Shrinking feature sizes and the need for tighter CD (Critical Dimension) control require the introduction of new
technologies in mask making processes. One of those methods is the dose assignment of individual shots on VSB
(Variable Shaped Beam) mask writers to compensate CD non-linearity effects and improve dose edge slope. Using
increased dose levels only for most critical features, generally only for the smallest CDs on a mask, the change in mask
write time is minimal while the increase in image quality can be significant. However, this technology requires accurate
modeling of the mask effects, especially the CD/dose dependencies. This paper describes a mask model calibration flow
for Mask Process Correction (MPC) applications with shot dose assignment.
The first step in the calibration flow is the selection of appropriate test structures. For this work, a combination of linespace
patterns as well as a series of contact patterns are used for calibration. Features sizes vary from 34 nm up to
several micrometers in order to capture a wide range of CDs and pattern densities. After mask measurements are
completed the results are carefully analyzed and measurements very close to the process window limitation and outliers

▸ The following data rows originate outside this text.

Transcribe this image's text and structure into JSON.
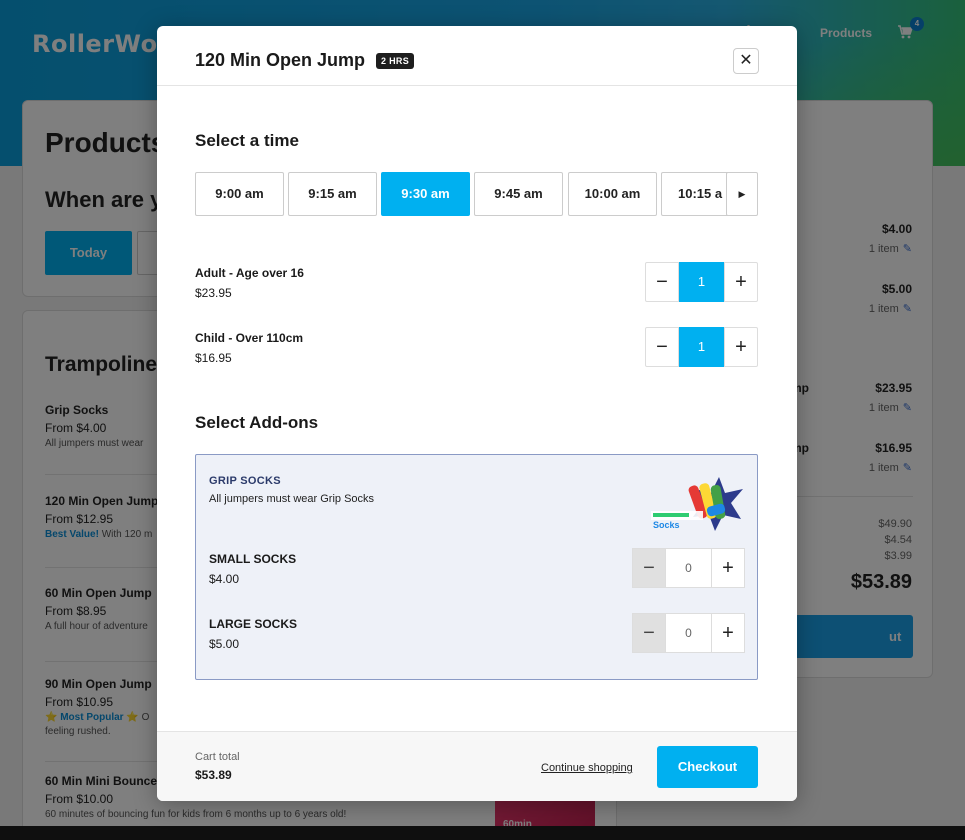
{
  "background": {
    "logo": "RollerWor",
    "nav": {
      "products": "Products",
      "cart_count": "4"
    },
    "products_title": "Products",
    "when_title": "When are y",
    "today_label": "Today",
    "section_title": "Trampoline",
    "items": [
      {
        "name": "Grip Socks",
        "price": "From $4.00",
        "desc": "All jumpers must wear"
      },
      {
        "name": "120 Min Open Jump",
        "price": "From $12.95",
        "desc_highlight": "Best Value!",
        "desc": " With 120 m"
      },
      {
        "name": "60 Min Open Jump",
        "price": "From $8.95",
        "desc": "A full hour of adventure"
      },
      {
        "name": "90 Min Open Jump",
        "price": "From $10.95",
        "desc_popular": "⭐ Most Popular ⭐",
        "desc": " O",
        "desc2": "feeling rushed."
      },
      {
        "name": "60 Min Mini Bounce",
        "price": "From $10.00",
        "desc": "60 minutes of bouncing fun for kids from 6 months up to 6 years old!"
      }
    ],
    "mini_img_label": "60min",
    "cart": {
      "lines": [
        {
          "price": "$4.00",
          "qty": "1 item"
        },
        {
          "price": "$5.00",
          "qty": "1 item"
        },
        {
          "name": "mp",
          "price": "$23.95",
          "qty": "1 item"
        },
        {
          "name": "mp",
          "price": "$16.95",
          "qty": "1 item"
        }
      ],
      "subtotal": "$49.90",
      "tax": "$4.54",
      "fee": "$3.99",
      "total": "$53.89",
      "checkout": "ut"
    }
  },
  "modal": {
    "title": "120 Min Open Jump",
    "duration_badge": "2 HRS",
    "close_icon": "close-icon",
    "select_time_title": "Select a time",
    "times": [
      "9:00 am",
      "9:15 am",
      "9:30 am",
      "9:45 am",
      "10:00 am",
      "10:15 a"
    ],
    "selected_time": "9:30 am",
    "tickets": [
      {
        "name": "Adult - Age over 16",
        "price": "$23.95",
        "qty": "1"
      },
      {
        "name": "Child - Over 110cm",
        "price": "$16.95",
        "qty": "1"
      }
    ],
    "addons_title": "Select Add-ons",
    "addon_group": {
      "category": "GRIP SOCKS",
      "description": "All jumpers must wear Grip Socks",
      "image_label": "Socks",
      "items": [
        {
          "name": "SMALL SOCKS",
          "price": "$4.00",
          "qty": "0"
        },
        {
          "name": "LARGE SOCKS",
          "price": "$5.00",
          "qty": "0"
        }
      ]
    },
    "footer": {
      "cart_label": "Cart total",
      "cart_total": "$53.89",
      "continue_label": "Continue shopping",
      "checkout_label": "Checkout"
    }
  },
  "colors": {
    "accent": "#00b0f0",
    "addon_bg": "#eef1f8",
    "addon_border": "#8a9ac5"
  }
}
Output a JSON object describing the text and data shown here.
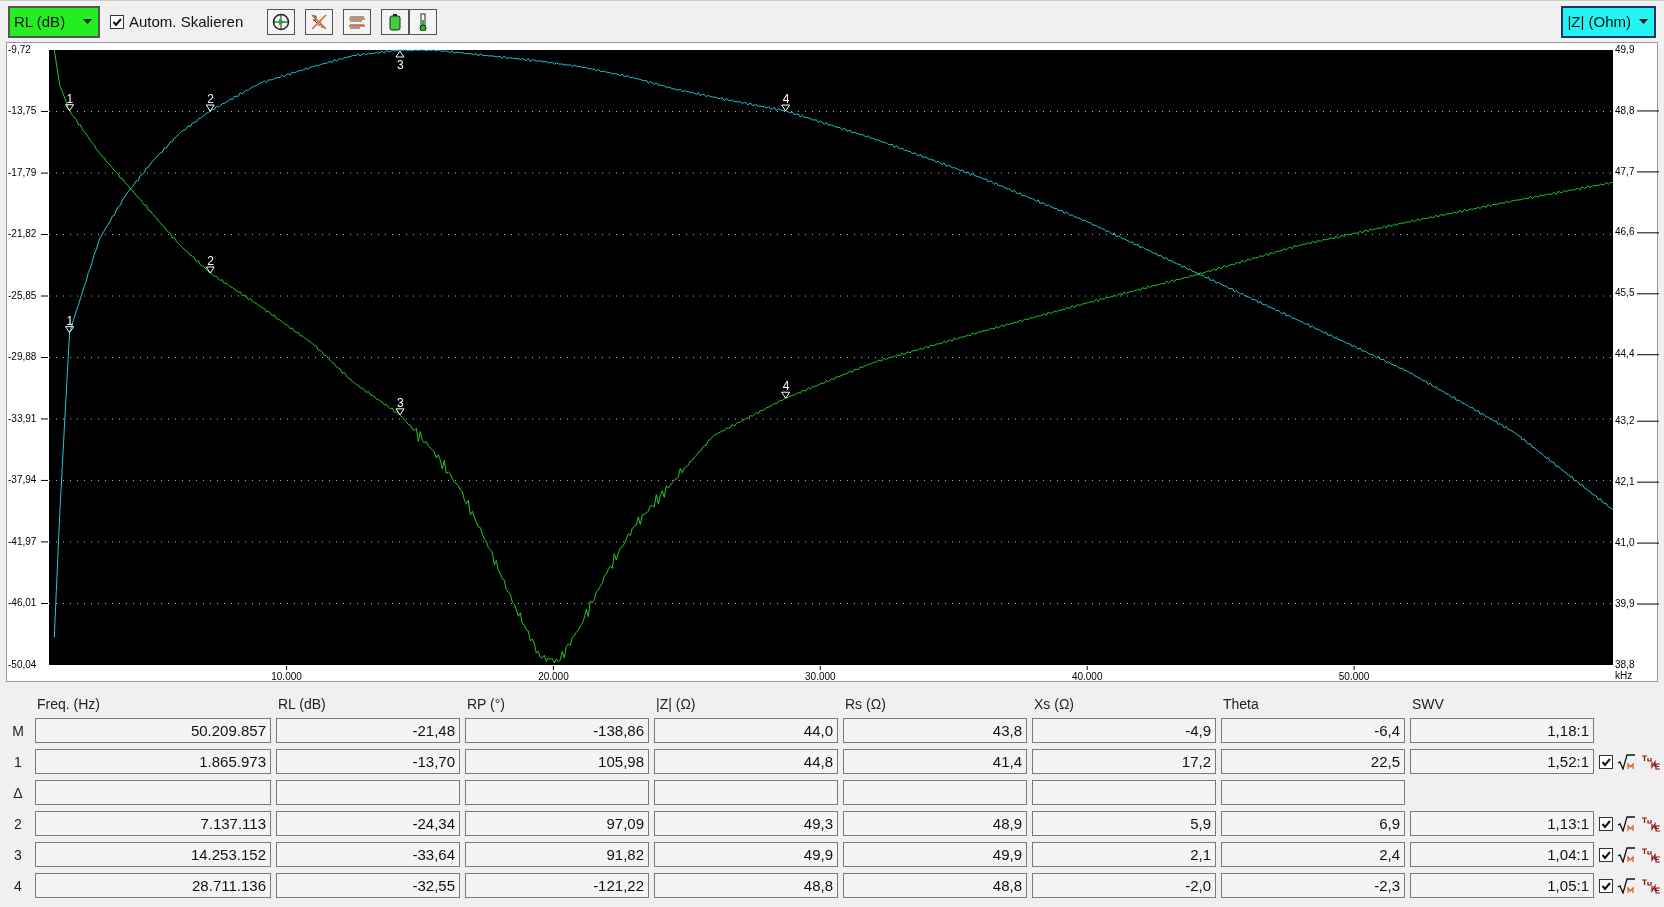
{
  "toolbar": {
    "autoscale": {
      "label": "Autom. Skalieren",
      "checked": true
    }
  },
  "chart": {
    "chart_data": {
      "type": "line",
      "xlabel": "kHz",
      "grid": true,
      "xlim": [
        1100,
        59700
      ],
      "ylim": [
        -50.04,
        -9.72
      ],
      "xticks": [
        {
          "value": 10000,
          "label": "10.000"
        },
        {
          "value": 20000,
          "label": "20.000"
        },
        {
          "value": 30000,
          "label": "30.000"
        },
        {
          "value": 40000,
          "label": "40.000"
        },
        {
          "value": 50000,
          "label": "50.000"
        }
      ],
      "yticks": [
        {
          "value": -9.72,
          "label": "-9,72"
        },
        {
          "value": -13.75,
          "label": "-13,75"
        },
        {
          "value": -17.79,
          "label": "-17,79"
        },
        {
          "value": -21.82,
          "label": "-21,82"
        },
        {
          "value": -25.85,
          "label": "-25,85"
        },
        {
          "value": -29.88,
          "label": "-29,88"
        },
        {
          "value": -33.91,
          "label": "-33,91"
        },
        {
          "value": -37.94,
          "label": "-37,94"
        },
        {
          "value": -41.97,
          "label": "-41,97"
        },
        {
          "value": -46.01,
          "label": "-46,01"
        },
        {
          "value": -50.04,
          "label": "-50,04"
        }
      ],
      "y2lim": [
        38.8,
        49.9
      ],
      "y2ticks": [
        {
          "value": 49.9,
          "label": "49,9"
        },
        {
          "value": 48.8,
          "label": "48,8"
        },
        {
          "value": 47.7,
          "label": "47,7"
        },
        {
          "value": 46.6,
          "label": "46,6"
        },
        {
          "value": 45.5,
          "label": "45,5"
        },
        {
          "value": 44.4,
          "label": "44,4"
        },
        {
          "value": 43.2,
          "label": "43,2"
        },
        {
          "value": 42.1,
          "label": "42,1"
        },
        {
          "value": 41.0,
          "label": "41,0"
        },
        {
          "value": 39.9,
          "label": "39,9"
        },
        {
          "value": 38.8,
          "label": "38,8"
        }
      ],
      "x": [
        1300,
        1500,
        1870,
        3000,
        4000,
        5000,
        6000,
        7140,
        9000,
        11000,
        12500,
        14250,
        15500,
        16500,
        17500,
        18500,
        19500,
        20200,
        21000,
        22000,
        23000,
        24500,
        26000,
        28700,
        32000,
        36000,
        40000,
        44000,
        48000,
        52000,
        56000,
        59700
      ],
      "series": [
        {
          "name": "RL (dB)",
          "color": "#22cc22",
          "values": [
            -9.72,
            -12,
            -13.7,
            -16.5,
            -18.5,
            -20.5,
            -22.5,
            -24.34,
            -26.5,
            -29,
            -31.5,
            -33.64,
            -36,
            -38.5,
            -42,
            -46,
            -49.5,
            -49.8,
            -47.5,
            -44,
            -41,
            -38,
            -35,
            -32.55,
            -30.2,
            -28.2,
            -26.3,
            -24.5,
            -22.5,
            -21,
            -19.6,
            -18.4
          ]
        },
        {
          "name": "|Z| (Ohm)",
          "color": "#22cccc",
          "axis": "y2",
          "values": [
            39.3,
            41.5,
            44.8,
            46.5,
            47.3,
            47.9,
            48.4,
            48.8,
            49.3,
            49.6,
            49.8,
            49.9,
            49.9,
            49.85,
            49.8,
            49.75,
            49.7,
            49.65,
            49.6,
            49.5,
            49.4,
            49.2,
            49.05,
            48.8,
            48.3,
            47.6,
            46.8,
            45.9,
            45,
            44.1,
            43,
            41.6
          ]
        }
      ],
      "annotations": [
        {
          "x": 1870,
          "y": -13.7,
          "text": "1"
        },
        {
          "x": 7140,
          "y": -24.34,
          "text": "2"
        },
        {
          "x": 14250,
          "y": -33.64,
          "text": "3"
        },
        {
          "x": 28700,
          "y": -32.55,
          "text": "4"
        },
        {
          "x": 1870,
          "y": -28.25,
          "text": "1"
        },
        {
          "x": 7140,
          "y": -13.72,
          "text": "2"
        },
        {
          "x": 14250,
          "y": -9.72,
          "text": "3"
        },
        {
          "x": 28700,
          "y": -13.72,
          "text": "4"
        }
      ]
    }
  },
  "table": {
    "columns": [
      "Freq. (Hz)",
      "RL (dB)",
      "RP (°)",
      "|Z| (Ω)",
      "Rs (Ω)",
      "Xs (Ω)",
      "Theta",
      "SWV"
    ],
    "rows": [
      {
        "label": "M",
        "kind": "main",
        "values": [
          "50.209.857",
          "-21,48",
          "-138,86",
          "44,0",
          "43,8",
          "-4,9",
          "-6,4",
          "1,18:1"
        ]
      },
      {
        "label": "1",
        "kind": "marker",
        "checked": true,
        "values": [
          "1.865.973",
          "-13,70",
          "105,98",
          "44,8",
          "41,4",
          "17,2",
          "22,5",
          "1,52:1"
        ]
      },
      {
        "label": "Δ",
        "kind": "delta"
      },
      {
        "label": "2",
        "kind": "marker",
        "checked": true,
        "values": [
          "7.137.113",
          "-24,34",
          "97,09",
          "49,3",
          "48,9",
          "5,9",
          "6,9",
          "1,13:1"
        ]
      },
      {
        "label": "3",
        "kind": "marker",
        "checked": true,
        "values": [
          "14.253.152",
          "-33,64",
          "91,82",
          "49,9",
          "49,9",
          "2,1",
          "2,4",
          "1,04:1"
        ]
      },
      {
        "label": "4",
        "kind": "marker",
        "checked": true,
        "values": [
          "28.711.136",
          "-32,55",
          "-121,22",
          "48,8",
          "48,8",
          "-2,0",
          "-2,3",
          "1,05:1"
        ]
      }
    ]
  }
}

are removed from the data set.
One key finding in this study is that by including patterns exposed at various dose levels the simulated contours of the
calibrated model very well match the SEM contours even if the calibration was based entirely on gauge based CD
values. In the calibration example shown in this paper, only 1D line and space measurements as well as 1D contact
measurements are used for calibration. However, those measurements include patterns exposed at dose levels between
75% and 150% of the nominal dose. The best model achieved in this study uses 2 e-beam kernels and 4 kernels for the
simulation of development and etch effects. The model error RMS on a large range of CD down to 34 nm line CD is
The calibrated model is then used to generate 2D contours for line ends, space ends and contacts and those contours are
compared to SEM images. For all patterns, including those very close to the resolution limit, very good contour overlay
is achieved. It appears that by including the various dose levels in the calibration a very good separation of the e-beam
model components from the etch components is possible and that this also results in very accurate 2D model quality.
In conclusion, very accurate mask model calibration is achieved for mask processes using shot dose assignment.
Standard test patterns can be used for calibration if they include the dose variations intended for correction.